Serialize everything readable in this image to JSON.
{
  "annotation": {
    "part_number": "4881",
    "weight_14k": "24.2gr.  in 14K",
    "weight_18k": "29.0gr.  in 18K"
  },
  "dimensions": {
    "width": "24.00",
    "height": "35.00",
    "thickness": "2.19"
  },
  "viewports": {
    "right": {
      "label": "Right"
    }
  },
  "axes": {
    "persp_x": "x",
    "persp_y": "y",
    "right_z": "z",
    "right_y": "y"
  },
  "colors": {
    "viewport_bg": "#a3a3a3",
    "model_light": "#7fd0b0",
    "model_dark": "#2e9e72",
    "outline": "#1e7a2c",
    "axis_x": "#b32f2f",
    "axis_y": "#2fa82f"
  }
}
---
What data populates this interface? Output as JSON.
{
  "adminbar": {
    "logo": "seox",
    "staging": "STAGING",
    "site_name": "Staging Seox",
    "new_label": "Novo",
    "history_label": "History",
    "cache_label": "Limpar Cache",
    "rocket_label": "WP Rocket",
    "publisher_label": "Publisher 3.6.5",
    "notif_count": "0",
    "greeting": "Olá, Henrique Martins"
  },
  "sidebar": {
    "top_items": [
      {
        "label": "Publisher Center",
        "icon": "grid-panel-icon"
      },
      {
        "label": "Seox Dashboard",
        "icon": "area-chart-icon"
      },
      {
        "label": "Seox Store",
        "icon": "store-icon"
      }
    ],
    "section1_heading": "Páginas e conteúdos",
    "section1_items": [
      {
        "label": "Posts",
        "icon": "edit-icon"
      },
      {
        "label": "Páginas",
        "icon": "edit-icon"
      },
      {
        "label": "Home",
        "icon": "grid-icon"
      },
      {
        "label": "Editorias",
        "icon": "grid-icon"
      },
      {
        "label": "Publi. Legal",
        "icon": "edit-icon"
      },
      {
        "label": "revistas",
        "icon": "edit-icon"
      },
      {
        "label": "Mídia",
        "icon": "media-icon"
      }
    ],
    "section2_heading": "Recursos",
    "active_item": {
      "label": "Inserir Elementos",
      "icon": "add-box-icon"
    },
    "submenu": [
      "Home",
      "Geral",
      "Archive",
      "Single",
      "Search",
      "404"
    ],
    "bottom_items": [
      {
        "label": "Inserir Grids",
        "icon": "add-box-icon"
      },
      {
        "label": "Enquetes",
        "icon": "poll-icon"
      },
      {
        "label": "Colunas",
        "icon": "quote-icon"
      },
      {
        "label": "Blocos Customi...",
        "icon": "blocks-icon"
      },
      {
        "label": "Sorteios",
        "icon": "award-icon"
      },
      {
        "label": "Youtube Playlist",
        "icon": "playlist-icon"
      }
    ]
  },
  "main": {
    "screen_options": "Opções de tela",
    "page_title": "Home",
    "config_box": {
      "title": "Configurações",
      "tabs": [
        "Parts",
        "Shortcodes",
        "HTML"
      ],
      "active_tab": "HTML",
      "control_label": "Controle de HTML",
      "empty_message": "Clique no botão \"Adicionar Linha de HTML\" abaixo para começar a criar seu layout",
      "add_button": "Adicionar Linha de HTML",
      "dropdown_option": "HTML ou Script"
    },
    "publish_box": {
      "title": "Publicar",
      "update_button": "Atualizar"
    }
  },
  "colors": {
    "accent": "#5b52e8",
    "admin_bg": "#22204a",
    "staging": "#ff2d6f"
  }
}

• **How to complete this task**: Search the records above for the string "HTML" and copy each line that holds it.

• **Response to this task**:
        "HTML"
      "active_tab": "HTML",
      "control_label": "Controle de HTML",
      "empty_message": "Clique no botão \"Adicionar Linha de HTML\" abaixo para começar a criar seu layout",
      "add_button": "Adicionar Linha de HTML",
      "dropdown_option": "HTML ou Script"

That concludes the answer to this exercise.